(Web page and app entries)
++++++++++++++++++++

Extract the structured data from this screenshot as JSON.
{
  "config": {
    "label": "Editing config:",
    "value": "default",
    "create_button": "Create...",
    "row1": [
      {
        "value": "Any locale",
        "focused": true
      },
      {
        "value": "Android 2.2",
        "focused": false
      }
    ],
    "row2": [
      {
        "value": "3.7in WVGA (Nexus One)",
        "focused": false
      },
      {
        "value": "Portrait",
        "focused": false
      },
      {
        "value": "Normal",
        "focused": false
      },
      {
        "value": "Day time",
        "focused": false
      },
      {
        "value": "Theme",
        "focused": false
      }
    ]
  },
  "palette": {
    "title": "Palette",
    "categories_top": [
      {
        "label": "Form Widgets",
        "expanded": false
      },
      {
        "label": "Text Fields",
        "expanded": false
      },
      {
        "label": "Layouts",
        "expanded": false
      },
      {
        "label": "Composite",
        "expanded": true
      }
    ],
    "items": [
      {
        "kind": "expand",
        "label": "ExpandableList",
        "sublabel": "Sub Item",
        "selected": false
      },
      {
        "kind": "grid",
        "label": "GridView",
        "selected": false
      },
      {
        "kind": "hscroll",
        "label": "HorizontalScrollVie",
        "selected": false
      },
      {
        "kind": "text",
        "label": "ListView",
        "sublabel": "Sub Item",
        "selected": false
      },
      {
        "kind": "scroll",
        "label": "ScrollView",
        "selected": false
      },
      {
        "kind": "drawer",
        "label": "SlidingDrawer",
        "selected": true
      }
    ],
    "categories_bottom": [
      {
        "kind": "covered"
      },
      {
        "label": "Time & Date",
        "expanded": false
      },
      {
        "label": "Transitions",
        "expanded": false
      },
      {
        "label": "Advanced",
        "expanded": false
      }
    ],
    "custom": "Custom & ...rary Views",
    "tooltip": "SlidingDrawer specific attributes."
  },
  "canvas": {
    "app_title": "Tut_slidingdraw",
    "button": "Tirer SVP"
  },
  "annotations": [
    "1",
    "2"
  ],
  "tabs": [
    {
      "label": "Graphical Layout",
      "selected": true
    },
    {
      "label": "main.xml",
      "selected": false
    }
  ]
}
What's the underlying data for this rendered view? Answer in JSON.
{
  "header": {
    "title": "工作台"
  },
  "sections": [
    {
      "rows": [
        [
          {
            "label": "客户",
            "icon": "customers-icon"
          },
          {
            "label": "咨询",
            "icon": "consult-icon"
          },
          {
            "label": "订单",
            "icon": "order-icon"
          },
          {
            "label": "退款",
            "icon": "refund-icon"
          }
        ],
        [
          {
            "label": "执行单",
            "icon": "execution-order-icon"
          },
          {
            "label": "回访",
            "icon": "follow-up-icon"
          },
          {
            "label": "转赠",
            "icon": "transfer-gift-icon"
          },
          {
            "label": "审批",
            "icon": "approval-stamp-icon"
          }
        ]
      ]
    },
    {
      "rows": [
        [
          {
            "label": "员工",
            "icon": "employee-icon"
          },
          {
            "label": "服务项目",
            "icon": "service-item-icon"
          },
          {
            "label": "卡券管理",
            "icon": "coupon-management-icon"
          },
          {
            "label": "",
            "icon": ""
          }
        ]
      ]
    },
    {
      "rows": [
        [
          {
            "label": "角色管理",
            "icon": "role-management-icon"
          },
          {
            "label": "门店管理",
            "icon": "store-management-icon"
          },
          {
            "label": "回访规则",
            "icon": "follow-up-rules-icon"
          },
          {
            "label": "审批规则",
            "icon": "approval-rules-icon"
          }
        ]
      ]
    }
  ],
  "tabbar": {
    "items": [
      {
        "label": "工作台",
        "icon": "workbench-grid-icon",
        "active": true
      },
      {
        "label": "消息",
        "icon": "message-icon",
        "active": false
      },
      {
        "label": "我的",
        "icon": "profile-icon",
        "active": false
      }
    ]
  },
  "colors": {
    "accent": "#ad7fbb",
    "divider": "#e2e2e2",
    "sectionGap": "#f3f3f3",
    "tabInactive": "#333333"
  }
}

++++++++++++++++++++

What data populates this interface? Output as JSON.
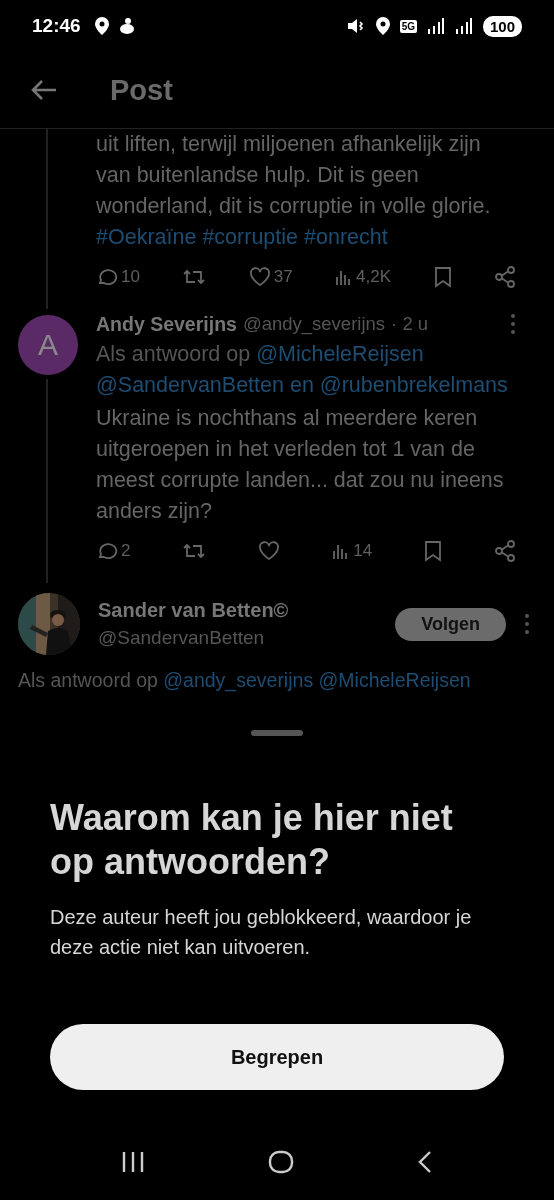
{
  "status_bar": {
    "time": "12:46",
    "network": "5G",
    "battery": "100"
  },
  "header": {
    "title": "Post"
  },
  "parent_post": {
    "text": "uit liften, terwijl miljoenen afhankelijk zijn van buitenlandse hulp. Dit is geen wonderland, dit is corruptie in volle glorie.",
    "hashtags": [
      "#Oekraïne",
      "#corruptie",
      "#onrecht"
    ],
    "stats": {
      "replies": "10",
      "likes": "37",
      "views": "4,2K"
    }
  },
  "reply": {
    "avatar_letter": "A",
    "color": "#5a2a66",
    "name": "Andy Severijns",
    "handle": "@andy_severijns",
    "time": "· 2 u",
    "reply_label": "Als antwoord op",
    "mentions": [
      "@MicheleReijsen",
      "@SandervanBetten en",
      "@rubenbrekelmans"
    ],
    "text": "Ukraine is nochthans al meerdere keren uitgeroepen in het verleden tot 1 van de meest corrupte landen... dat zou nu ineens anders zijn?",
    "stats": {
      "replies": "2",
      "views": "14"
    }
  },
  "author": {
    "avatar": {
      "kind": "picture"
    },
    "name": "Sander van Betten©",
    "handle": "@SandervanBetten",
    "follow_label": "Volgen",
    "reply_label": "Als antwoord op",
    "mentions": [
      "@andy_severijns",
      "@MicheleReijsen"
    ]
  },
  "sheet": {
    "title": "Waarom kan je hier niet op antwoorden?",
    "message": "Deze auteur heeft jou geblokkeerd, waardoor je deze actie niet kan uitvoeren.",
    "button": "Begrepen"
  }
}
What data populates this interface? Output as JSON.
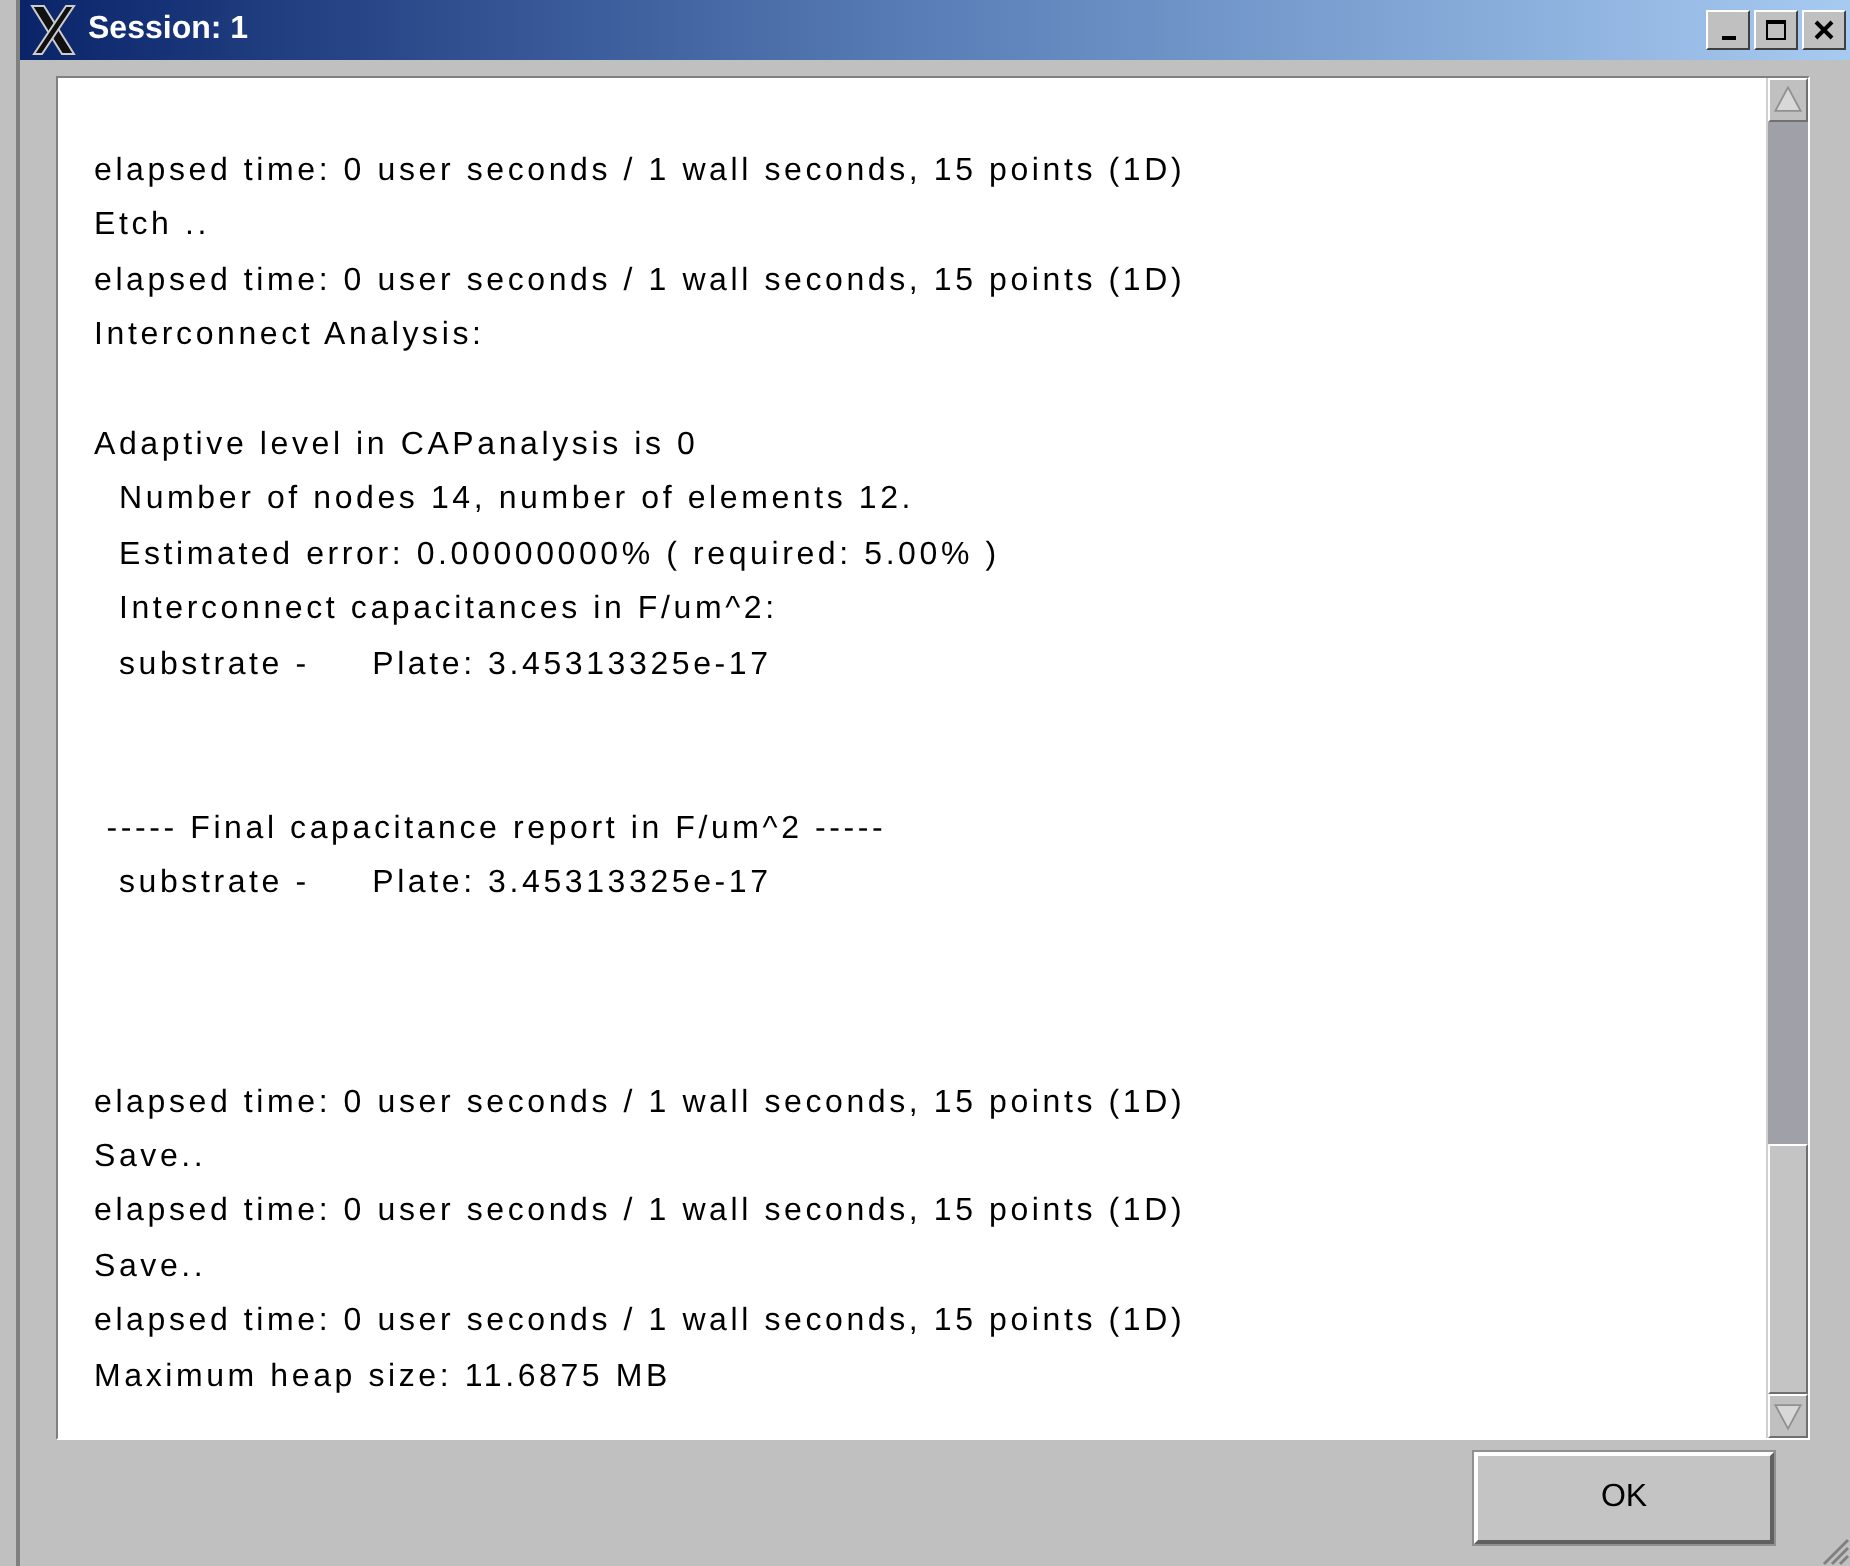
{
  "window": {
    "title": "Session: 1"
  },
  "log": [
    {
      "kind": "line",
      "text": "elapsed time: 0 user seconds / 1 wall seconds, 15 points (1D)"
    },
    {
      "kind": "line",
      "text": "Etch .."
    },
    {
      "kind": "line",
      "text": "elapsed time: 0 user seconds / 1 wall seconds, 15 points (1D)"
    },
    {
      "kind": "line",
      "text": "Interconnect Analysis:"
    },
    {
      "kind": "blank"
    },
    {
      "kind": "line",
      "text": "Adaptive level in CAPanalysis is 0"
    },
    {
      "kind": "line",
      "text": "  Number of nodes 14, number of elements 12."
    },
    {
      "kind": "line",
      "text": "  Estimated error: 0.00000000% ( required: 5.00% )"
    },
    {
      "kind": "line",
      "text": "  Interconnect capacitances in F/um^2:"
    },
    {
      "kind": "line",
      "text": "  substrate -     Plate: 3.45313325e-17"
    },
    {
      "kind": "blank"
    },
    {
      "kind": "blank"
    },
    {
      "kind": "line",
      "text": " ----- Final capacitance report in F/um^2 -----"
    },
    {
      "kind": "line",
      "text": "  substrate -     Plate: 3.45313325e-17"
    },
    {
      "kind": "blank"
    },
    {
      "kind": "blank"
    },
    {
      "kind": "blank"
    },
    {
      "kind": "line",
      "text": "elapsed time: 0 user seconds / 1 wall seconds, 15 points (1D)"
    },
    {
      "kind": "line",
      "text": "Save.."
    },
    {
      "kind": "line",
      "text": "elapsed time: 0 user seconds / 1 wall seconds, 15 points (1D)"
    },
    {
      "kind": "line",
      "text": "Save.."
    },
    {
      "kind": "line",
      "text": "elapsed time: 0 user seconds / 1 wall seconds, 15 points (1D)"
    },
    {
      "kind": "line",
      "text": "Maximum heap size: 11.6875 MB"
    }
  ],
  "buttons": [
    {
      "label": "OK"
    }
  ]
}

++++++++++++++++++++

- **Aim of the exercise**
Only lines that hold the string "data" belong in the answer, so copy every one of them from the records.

- **Answer**
Extract the structured data from this screenshot as JSON.
What's the underlying data for this rendered view? Answer in JSON.
What data populates this interface? Output as JSON.
What data populates this interface? Output as JSON.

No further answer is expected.